For anyone who’s ever ventured out of Taipei and needed to go the toilet, the haunting nightmare it is to walk into a place with a used toilet paper bin all but too familiar.
The smell of rotting shit, mixed in with the unavoidable filthiness of a public toilet (a global phenomena not just localised to Taiwan) and idea that you’re trying to take a crap whilst sitting next to a pile of other people’s feces, are all powerful vomit inducing images that, since arriving in Taiwan, are permanently etched into mind.
And god help if you if the toilet has a rubbish bin without a lid…
Yes, when it comes to toilets, Taiwan is definitely a third world country.
Personally, I just can’t do it. Short of being told I’m going to mess up someones septic tank, I just can’t bring myself to touch the bins that are literally full of shit. One whiff of that public feces cocktail as the lid springs up would have me hurling all over the floor.
Thus, despite it being the norm here I continue to flush my toilet paper but unfortunately, my days might be numbered.
As far as the Taiwanese government’s concerned, I need to change my ways and embrace the communal used toilet paper bin.
Warning that the practice of flushing toilet paper can clog pipes and tanks, Taiwan’s Environmental Protection Administration yesterday urged the public to ‘dispose of tissue in trash cans‘.
With it’s booming cities and technological development, one might wonder why the EPA are calling on the nation as a whole to stink up their toilets. The answer?
Tissue paper (in Taiwan) is made with long fibers and often includes wet strength additives that help keep it from rupturing when wet, but which also make it harder to dissolve in water.
Are you kidding me? The answer seems so simple, make toilet paper freaking water soluble already!
But ohhh no, that’d be too difficult. Instead it’s much easier for the government to encourage Taiwan to bin it’s disgusting used paper because
the administration noted that if water-soluble toilet paper is flushed down the toilet, it could reduce garbage volume and foul odors, but would increase the cost of treating sewage and septic tank systems, compared with the cost of simply tackling disposed toilet paper.
…in a nutshell the government are a bunch of tightarses. Rather than upgrade Taiwan’s medieval treatment and septic tank systems, it’s easier to just continue a horrendously unhygienic and quite frankly, utterly disgusting habit of preserving your used toilet paper in a bin.
For a family this might be practical, as I imagine the bin, although stinking 24/7 would fairly frequently be emptied.
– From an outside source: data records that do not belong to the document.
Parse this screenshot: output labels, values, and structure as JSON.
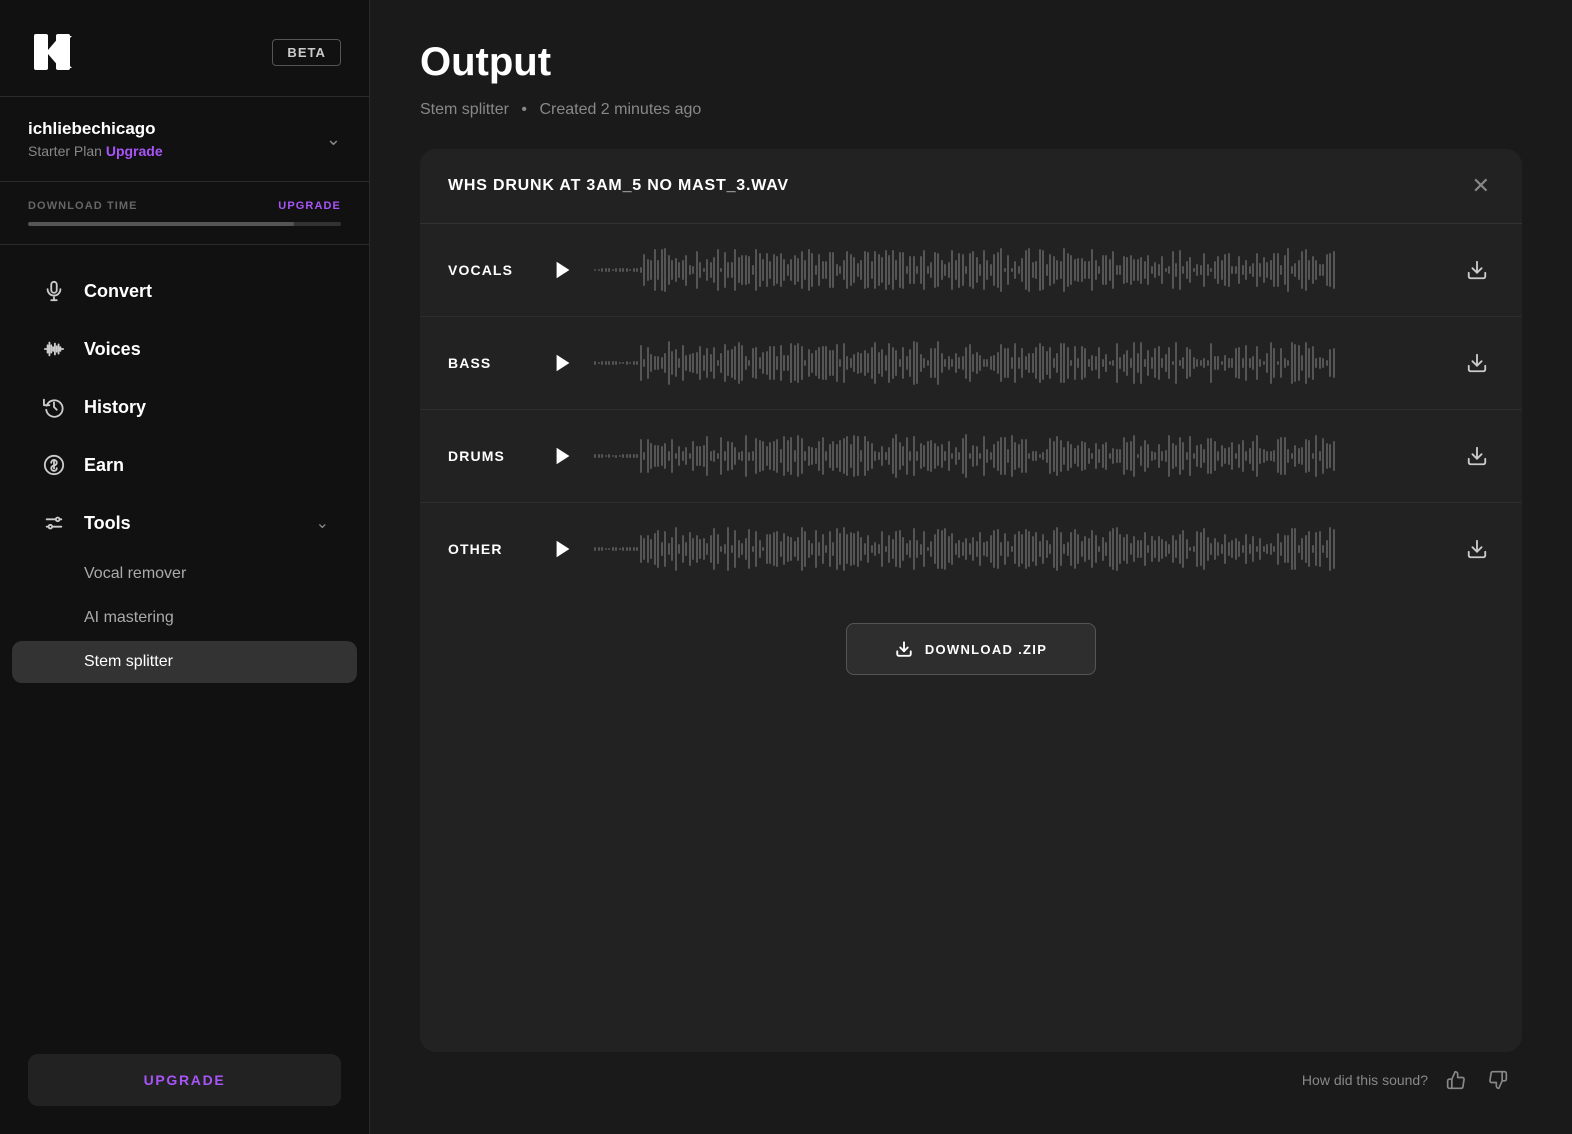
{
  "app": {
    "logo_alt": "K Logo",
    "beta_label": "BETA"
  },
  "user": {
    "name": "ichliebechicago",
    "plan_label": "Starter Plan",
    "upgrade_label": "Upgrade",
    "chevron": "chevron-down"
  },
  "download_time": {
    "label": "DOWNLOAD TIME",
    "upgrade_label": "UPGRADE",
    "progress_percent": 85
  },
  "nav": {
    "items": [
      {
        "id": "convert",
        "label": "Convert",
        "icon": "microphone"
      },
      {
        "id": "voices",
        "label": "Voices",
        "icon": "waveform"
      },
      {
        "id": "history",
        "label": "History",
        "icon": "history"
      },
      {
        "id": "earn",
        "label": "Earn",
        "icon": "dollar"
      },
      {
        "id": "tools",
        "label": "Tools",
        "icon": "tools",
        "has_chevron": true
      }
    ],
    "sub_items": [
      {
        "id": "vocal-remover",
        "label": "Vocal remover"
      },
      {
        "id": "ai-mastering",
        "label": "AI mastering"
      },
      {
        "id": "stem-splitter",
        "label": "Stem splitter",
        "active": true
      }
    ]
  },
  "upgrade_button": {
    "label": "UPGRADE"
  },
  "main": {
    "title": "Output",
    "subtitle_tool": "Stem splitter",
    "subtitle_separator": "•",
    "subtitle_time": "Created 2 minutes ago"
  },
  "output_card": {
    "file_name": "WHS DRUNK AT 3AM_5 NO MAST_3.WAV",
    "tracks": [
      {
        "id": "vocals",
        "label": "VOCALS"
      },
      {
        "id": "bass",
        "label": "BASS"
      },
      {
        "id": "drums",
        "label": "DRUMS"
      },
      {
        "id": "other",
        "label": "OTHER"
      }
    ],
    "download_zip_label": "DOWNLOAD .ZIP"
  },
  "feedback": {
    "label": "How did this sound?"
  }
}
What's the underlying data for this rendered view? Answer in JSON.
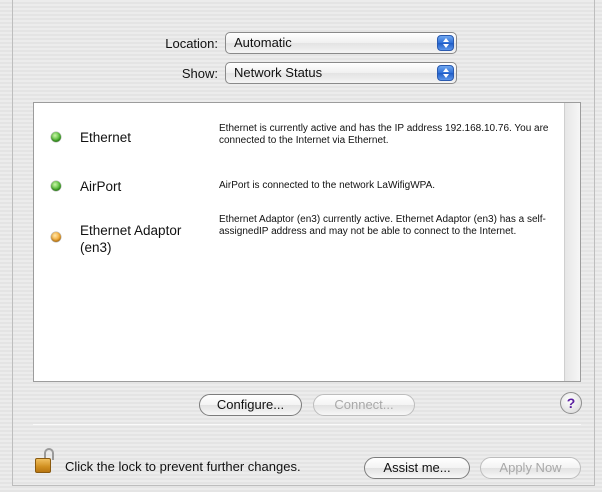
{
  "location": {
    "label": "Location:",
    "value": "Automatic"
  },
  "show": {
    "label": "Show:",
    "value": "Network Status"
  },
  "services": [
    {
      "name": "Ethernet",
      "status": "green",
      "description": "Ethernet is currently active and has the IP address 192.168.10.76. You are connected to the Internet via Ethernet."
    },
    {
      "name": "AirPort",
      "status": "green",
      "description": "AirPort is connected to the network LaWifigWPA."
    },
    {
      "name": "Ethernet Adaptor (en3)",
      "status": "yellow",
      "description": "Ethernet Adaptor (en3) currently active. Ethernet Adaptor (en3) has a self-assignedIP address and may not be able to connect to the Internet."
    }
  ],
  "buttons": {
    "configure": "Configure...",
    "connect": "Connect...",
    "help": "?",
    "assist": "Assist me...",
    "apply": "Apply Now"
  },
  "lock_text": "Click the lock to prevent further changes.",
  "colors": {
    "status_green": "#48b42c",
    "status_yellow": "#f2a32a"
  }
}
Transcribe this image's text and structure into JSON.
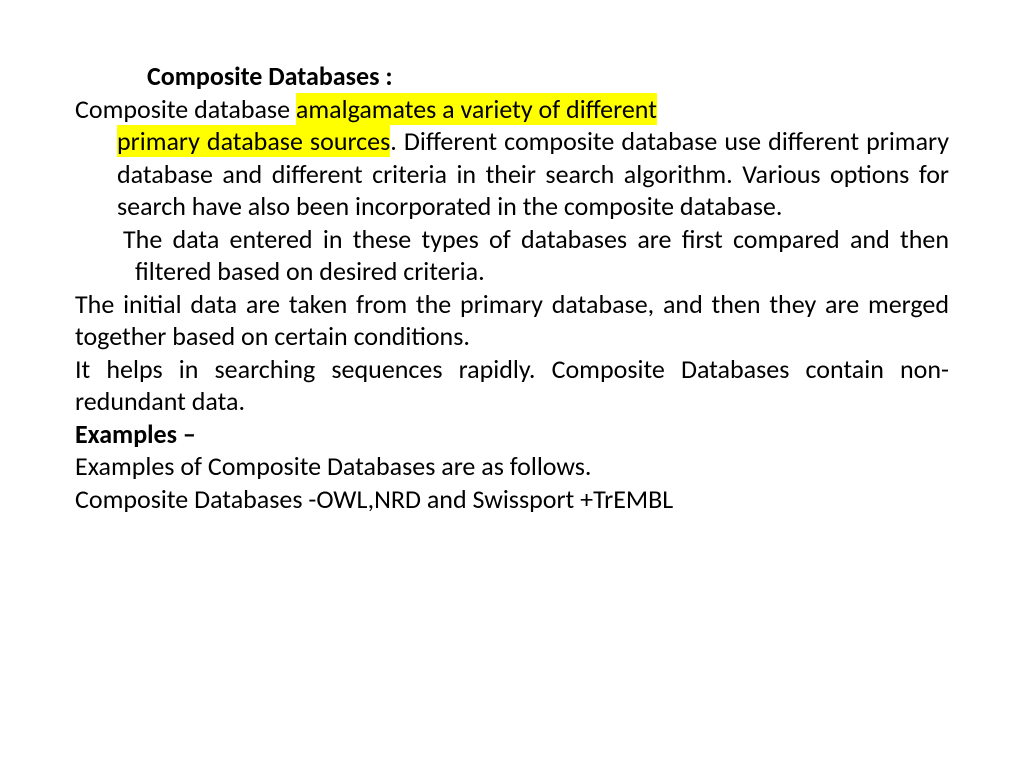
{
  "title": "Composite Databases :",
  "para1_lead": "Composite database ",
  "para1_hl1": "amalgamates a variety of different",
  "para1_hl2": "primary database sources",
  "para1_after": ". Different composite database use different primary database and different criteria in their search algorithm. Various options for search have also been incorporated in the composite database.",
  "para2": "The data entered in these types of databases are first compared and then",
  "para2b": "filtered based on desired criteria.",
  "para3": "The initial data are taken from the primary database, and then they are merged together based on certain conditions.",
  "para4": "It helps in searching sequences rapidly. Composite Databases contain non-redundant data.",
  "examples_label": "Examples –",
  "examples_text": "Examples of Composite Databases are as follows.",
  "examples_list": "Composite Databases -OWL,NRD and Swissport +TrEMBL"
}
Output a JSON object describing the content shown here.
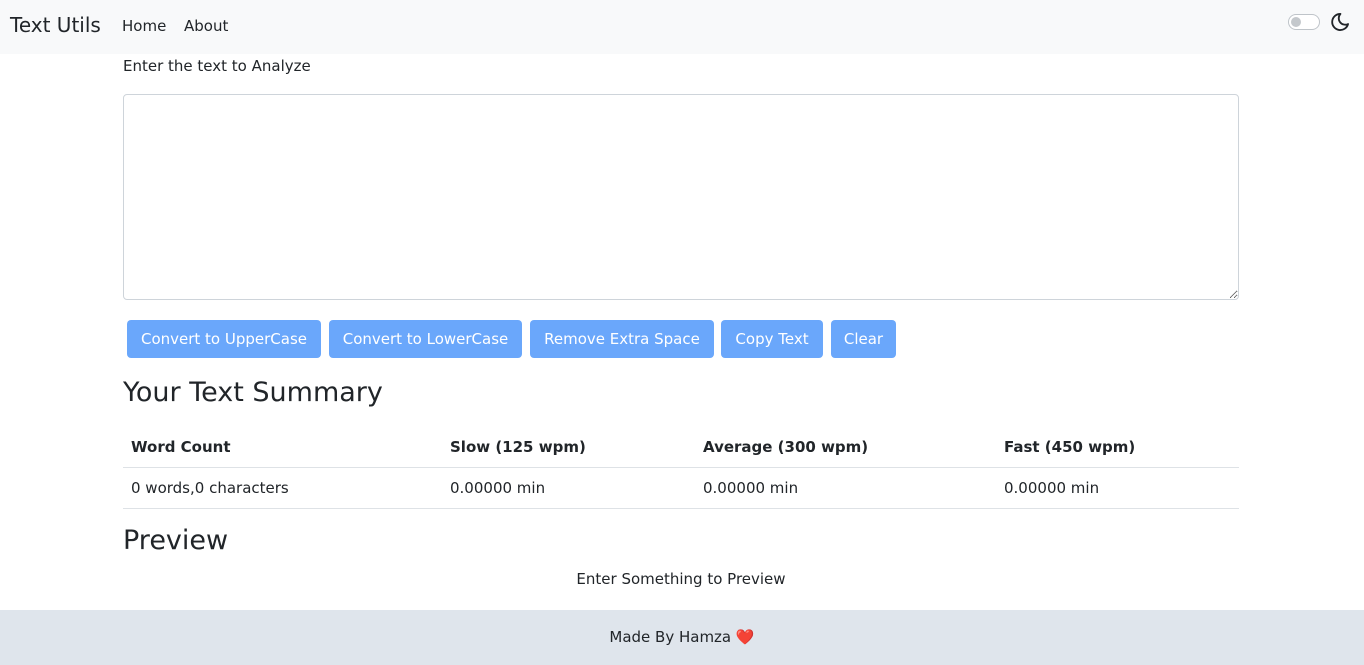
{
  "navbar": {
    "brand": "Text Utils",
    "links": [
      "Home",
      "About"
    ],
    "dark_mode_toggle": "off"
  },
  "form": {
    "label": "Enter the text to Analyze",
    "textarea_value": ""
  },
  "buttons": {
    "uppercase": "Convert to UpperCase",
    "lowercase": "Convert to LowerCase",
    "remove_space": "Remove Extra Space",
    "copy": "Copy Text",
    "clear": "Clear"
  },
  "summary": {
    "heading": "Your Text Summary",
    "columns": [
      "Word Count",
      "Slow (125 wpm)",
      "Average (300 wpm)",
      "Fast (450 wpm)"
    ],
    "row": [
      "0 words,0 characters",
      "0.00000 min",
      "0.00000 min",
      "0.00000 min"
    ]
  },
  "preview": {
    "heading": "Preview",
    "text": "Enter Something to Preview"
  },
  "footer": {
    "text": "Made By Hamza",
    "heart": "❤️"
  },
  "colors": {
    "button_bg": "#6aa7fb",
    "navbar_bg": "#f8f9fa",
    "footer_bg": "#dfe5ec"
  },
  "icons": {
    "theme": "moon-icon"
  }
}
But spare a thought for the couple or single.
Going to the toilet once, perhaps twice a day you’re looking at around a week minimum before your standard size bin gets emptied. And surely emptying the bin every day is going to negate any environmental or economic benefits in the long term over simply upgrading the sewerage infrastructure.
Meanwhile visitors to Taiwan will continue to be appalled by the its third world toilets. Take for example Japanese visitors to Taiwan. The Japanese, who make up Taiwan’s second largest tourist demographic are apparently
frequently distressed at the lack of clean public toilet facilities in Taiwan.
In particular, they are horrified at the sight of bathroom trash bins filled with used toilet paper.
Not only that but this disgusting habit also causes reciprocal problems
over in Japan too (Taiwan’s number 1 tourist destination);
Taiwan’s toilet culture usually shocks the Japanese, especially when Taiwanese tourists visit Japan, the most popular tourist destination.
Some Japanese restaurants that receive Taiwanese travelers have now posted notices in Chinese requesting their patrons flush used toilet paper down the toilet bowl.
Ugh, I can’t think of anything worse then having to use a toilet overseas after some Taiwanese person has tried to use the provided sanitary napkin bin to stuff their shit paper down.
The answer to this problem is easy, introduce mandatory water soluble paper and upgrade the sewerage system. I mean sooner or later it’s going to have to be done anyway – so why not start now…?
Myself and all the other users of toilets in Taiwan who currently hate using them will forever be in your debt.